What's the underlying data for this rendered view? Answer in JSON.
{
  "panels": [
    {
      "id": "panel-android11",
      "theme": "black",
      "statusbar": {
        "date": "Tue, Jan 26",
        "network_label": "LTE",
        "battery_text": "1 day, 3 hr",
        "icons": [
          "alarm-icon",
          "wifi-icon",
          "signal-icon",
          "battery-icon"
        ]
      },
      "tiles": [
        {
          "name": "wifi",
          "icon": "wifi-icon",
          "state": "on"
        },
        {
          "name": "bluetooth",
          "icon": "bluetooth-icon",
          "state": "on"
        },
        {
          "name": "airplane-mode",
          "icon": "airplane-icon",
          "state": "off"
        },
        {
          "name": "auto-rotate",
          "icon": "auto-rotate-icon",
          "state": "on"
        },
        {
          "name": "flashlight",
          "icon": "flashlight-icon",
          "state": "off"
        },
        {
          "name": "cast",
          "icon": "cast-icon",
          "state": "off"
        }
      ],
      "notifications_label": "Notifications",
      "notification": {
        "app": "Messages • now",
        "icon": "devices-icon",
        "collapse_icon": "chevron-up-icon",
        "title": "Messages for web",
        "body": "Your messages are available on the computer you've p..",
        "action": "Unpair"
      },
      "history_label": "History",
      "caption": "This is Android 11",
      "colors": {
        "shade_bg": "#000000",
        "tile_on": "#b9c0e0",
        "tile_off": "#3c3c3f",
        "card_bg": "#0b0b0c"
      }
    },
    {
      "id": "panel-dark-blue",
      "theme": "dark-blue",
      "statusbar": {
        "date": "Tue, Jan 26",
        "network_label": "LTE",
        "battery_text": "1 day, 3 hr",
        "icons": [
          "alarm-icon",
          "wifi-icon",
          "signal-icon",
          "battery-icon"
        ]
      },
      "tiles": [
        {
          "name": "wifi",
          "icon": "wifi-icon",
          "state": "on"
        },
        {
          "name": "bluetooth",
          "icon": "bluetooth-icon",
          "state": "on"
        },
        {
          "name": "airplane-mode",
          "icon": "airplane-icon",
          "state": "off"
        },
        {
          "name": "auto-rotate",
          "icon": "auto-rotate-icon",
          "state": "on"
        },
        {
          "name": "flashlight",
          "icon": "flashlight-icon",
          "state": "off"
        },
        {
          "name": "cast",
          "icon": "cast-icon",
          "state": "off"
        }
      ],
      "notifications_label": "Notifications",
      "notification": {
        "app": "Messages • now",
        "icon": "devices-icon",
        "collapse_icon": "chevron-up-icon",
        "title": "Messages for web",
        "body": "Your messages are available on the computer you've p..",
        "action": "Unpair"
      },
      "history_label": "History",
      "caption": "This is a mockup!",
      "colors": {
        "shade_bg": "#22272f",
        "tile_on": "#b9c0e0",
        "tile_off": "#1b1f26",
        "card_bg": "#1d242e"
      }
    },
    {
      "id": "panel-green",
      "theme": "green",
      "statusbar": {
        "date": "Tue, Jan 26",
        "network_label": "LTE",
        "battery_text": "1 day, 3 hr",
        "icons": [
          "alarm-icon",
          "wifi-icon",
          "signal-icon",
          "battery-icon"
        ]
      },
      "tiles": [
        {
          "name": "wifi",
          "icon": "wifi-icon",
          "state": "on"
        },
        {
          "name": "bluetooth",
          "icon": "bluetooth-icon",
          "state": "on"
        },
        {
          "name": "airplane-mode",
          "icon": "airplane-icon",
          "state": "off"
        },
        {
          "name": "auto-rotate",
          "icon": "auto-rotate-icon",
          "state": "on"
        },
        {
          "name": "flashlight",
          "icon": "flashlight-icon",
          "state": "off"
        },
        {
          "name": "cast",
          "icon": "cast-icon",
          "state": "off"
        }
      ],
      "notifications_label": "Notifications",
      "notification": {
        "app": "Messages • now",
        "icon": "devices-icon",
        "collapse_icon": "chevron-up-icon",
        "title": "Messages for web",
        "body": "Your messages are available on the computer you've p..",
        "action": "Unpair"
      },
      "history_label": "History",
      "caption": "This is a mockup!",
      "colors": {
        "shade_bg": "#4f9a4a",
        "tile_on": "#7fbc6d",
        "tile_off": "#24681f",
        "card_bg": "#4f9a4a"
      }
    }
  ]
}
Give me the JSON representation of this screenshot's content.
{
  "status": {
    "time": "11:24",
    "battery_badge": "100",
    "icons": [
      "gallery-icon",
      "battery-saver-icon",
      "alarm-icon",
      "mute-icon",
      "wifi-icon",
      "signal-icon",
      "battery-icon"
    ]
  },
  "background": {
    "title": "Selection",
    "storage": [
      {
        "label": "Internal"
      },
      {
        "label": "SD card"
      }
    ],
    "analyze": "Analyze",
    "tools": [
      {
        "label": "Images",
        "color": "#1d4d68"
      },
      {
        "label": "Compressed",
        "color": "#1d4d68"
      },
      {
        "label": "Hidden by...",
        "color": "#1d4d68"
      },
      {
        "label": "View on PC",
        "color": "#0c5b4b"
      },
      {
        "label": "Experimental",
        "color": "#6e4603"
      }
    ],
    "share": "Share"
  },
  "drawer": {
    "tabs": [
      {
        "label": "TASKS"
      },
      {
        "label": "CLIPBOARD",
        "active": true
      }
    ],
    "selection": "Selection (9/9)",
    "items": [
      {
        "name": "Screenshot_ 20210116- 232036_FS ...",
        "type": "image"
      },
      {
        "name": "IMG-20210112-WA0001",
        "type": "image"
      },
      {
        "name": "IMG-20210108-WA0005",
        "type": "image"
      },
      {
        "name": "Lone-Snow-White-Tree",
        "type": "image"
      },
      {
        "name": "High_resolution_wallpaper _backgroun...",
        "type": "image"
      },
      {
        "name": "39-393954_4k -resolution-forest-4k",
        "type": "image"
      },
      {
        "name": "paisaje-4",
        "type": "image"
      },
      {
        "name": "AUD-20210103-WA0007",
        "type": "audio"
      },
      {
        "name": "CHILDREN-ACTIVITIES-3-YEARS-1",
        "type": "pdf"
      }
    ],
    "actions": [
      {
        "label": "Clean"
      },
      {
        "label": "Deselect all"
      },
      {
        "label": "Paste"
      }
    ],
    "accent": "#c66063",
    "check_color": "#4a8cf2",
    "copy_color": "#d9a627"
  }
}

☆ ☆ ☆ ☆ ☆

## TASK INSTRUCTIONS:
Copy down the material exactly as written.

## EXPECTED ANSWER:
What's the underlying data for this rendered view? Answer in JSON.
{
  "panels": [
    {
      "id": "panel-android11",
      "theme": "black",
      "statusbar": {
        "date": "Tue, Jan 26",
        "network_label": "LTE",
        "battery_text": "1 day, 3 hr",
        "icons": [
          "alarm-icon",
          "wifi-icon",
          "signal-icon",
          "battery-icon"
        ]
      },
      "tiles": [
        {
          "name": "wifi",
          "icon": "wifi-icon",
          "state": "on"
        },
        {
          "name": "bluetooth",
          "icon": "bluetooth-icon",
          "state": "on"
        },
        {
          "name": "airplane-mode",
          "icon": "airplane-icon",
          "state": "off"
        },
        {
          "name": "auto-rotate",
          "icon": "auto-rotate-icon",
          "state": "on"
        },
        {
          "name": "flashlight",
          "icon": "flashlight-icon",
          "state": "off"
        },
        {
          "name": "cast",
          "icon": "cast-icon",
          "state": "off"
        }
      ],
      "notifications_label": "Notifications",
      "notification": {
        "app": "Messages • now",
        "icon": "devices-icon",
        "collapse_icon": "chevron-up-icon",
        "title": "Messages for web",
        "body": "Your messages are available on the computer you've p..",
        "action": "Unpair"
      },
      "history_label": "History",
      "caption": "This is Android 11",
      "colors": {
        "shade_bg": "#000000",
        "tile_on": "#b9c0e0",
        "tile_off": "#3c3c3f",
        "card_bg": "#0b0b0c"
      }
    },
    {
      "id": "panel-dark-blue",
      "theme": "dark-blue",
      "statusbar": {
        "date": "Tue, Jan 26",
        "network_label": "LTE",
        "battery_text": "1 day, 3 hr",
        "icons": [
          "alarm-icon",
          "wifi-icon",
          "signal-icon",
          "battery-icon"
        ]
      },
      "tiles": [
        {
          "name": "wifi",
          "icon": "wifi-icon",
          "state": "on"
        },
        {
          "name": "bluetooth",
          "icon": "bluetooth-icon",
          "state": "on"
        },
        {
          "name": "airplane-mode",
          "icon": "airplane-icon",
          "state": "off"
        },
        {
          "name": "auto-rotate",
          "icon": "auto-rotate-icon",
          "state": "on"
        },
        {
          "name": "flashlight",
          "icon": "flashlight-icon",
          "state": "off"
        },
        {
          "name": "cast",
          "icon": "cast-icon",
          "state": "off"
        }
      ],
      "notifications_label": "Notifications",
      "notification": {
        "app": "Messages • now",
        "icon": "devices-icon",
        "collapse_icon": "chevron-up-icon",
        "title": "Messages for web",
        "body": "Your messages are available on the computer you've p..",
        "action": "Unpair"
      },
      "history_label": "History",
      "caption": "This is a mockup!",
      "colors": {
        "shade_bg": "#22272f",
        "tile_on": "#b9c0e0",
        "tile_off": "#1b1f26",
        "card_bg": "#1d242e"
      }
    },
    {
      "id": "panel-green",
      "theme": "green",
      "statusbar": {
        "date": "Tue, Jan 26",
        "network_label": "LTE",
        "battery_text": "1 day, 3 hr",
        "icons": [
          "alarm-icon",
          "wifi-icon",
          "signal-icon",
          "battery-icon"
        ]
      },
      "tiles": [
        {
          "name": "wifi",
          "icon": "wifi-icon",
          "state": "on"
        },
        {
          "name": "bluetooth",
          "icon": "bluetooth-icon",
          "state": "on"
        },
        {
          "name": "airplane-mode",
          "icon": "airplane-icon",
          "state": "off"
        },
        {
          "name": "auto-rotate",
          "icon": "auto-rotate-icon",
          "state": "on"
        },
        {
          "name": "flashlight",
          "icon": "flashlight-icon",
          "state": "off"
        },
        {
          "name": "cast",
          "icon": "cast-icon",
          "state": "off"
        }
      ],
      "notifications_label": "Notifications",
      "notification": {
        "app": "Messages • now",
        "icon": "devices-icon",
        "collapse_icon": "chevron-up-icon",
        "title": "Messages for web",
        "body": "Your messages are available on the computer you've p..",
        "action": "Unpair"
      },
      "history_label": "History",
      "caption": "This is a mockup!",
      "colors": {
        "shade_bg": "#4f9a4a",
        "tile_on": "#7fbc6d",
        "tile_off": "#24681f",
        "card_bg": "#4f9a4a"
      }
    }
  ]
}
Give me the JSON representation of this screenshot's content.
{
  "status": {
    "time": "11:24",
    "battery_badge": "100",
    "icons": [
      "gallery-icon",
      "battery-saver-icon",
      "alarm-icon",
      "mute-icon",
      "wifi-icon",
      "signal-icon",
      "battery-icon"
    ]
  },
  "background": {
    "title": "Selection",
    "storage": [
      {
        "label": "Internal"
      },
      {
        "label": "SD card"
      }
    ],
    "analyze": "Analyze",
    "tools": [
      {
        "label": "Images",
        "color": "#1d4d68"
      },
      {
        "label": "Compressed",
        "color": "#1d4d68"
      },
      {
        "label": "Hidden by...",
        "color": "#1d4d68"
      },
      {
        "label": "View on PC",
        "color": "#0c5b4b"
      },
      {
        "label": "Experimental",
        "color": "#6e4603"
      }
    ],
    "share": "Share"
  },
  "drawer": {
    "tabs": [
      {
        "label": "TASKS"
      },
      {
        "label": "CLIPBOARD",
        "active": true
      }
    ],
    "selection": "Selection (9/9)",
    "items": [
      {
        "name": "Screenshot_ 20210116- 232036_FS ...",
        "type": "image"
      },
      {
        "name": "IMG-20210112-WA0001",
        "type": "image"
      },
      {
        "name": "IMG-20210108-WA0005",
        "type": "image"
      },
      {
        "name": "Lone-Snow-White-Tree",
        "type": "image"
      },
      {
        "name": "High_resolution_wallpaper _backgroun...",
        "type": "image"
      },
      {
        "name": "39-393954_4k -resolution-forest-4k",
        "type": "image"
      },
      {
        "name": "paisaje-4",
        "type": "image"
      },
      {
        "name": "AUD-20210103-WA0007",
        "type": "audio"
      },
      {
        "name": "CHILDREN-ACTIVITIES-3-YEARS-1",
        "type": "pdf"
      }
    ],
    "actions": [
      {
        "label": "Clean"
      },
      {
        "label": "Deselect all"
      },
      {
        "label": "Paste"
      }
    ],
    "accent": "#c66063",
    "check_color": "#4a8cf2",
    "copy_color": "#d9a627"
  }
}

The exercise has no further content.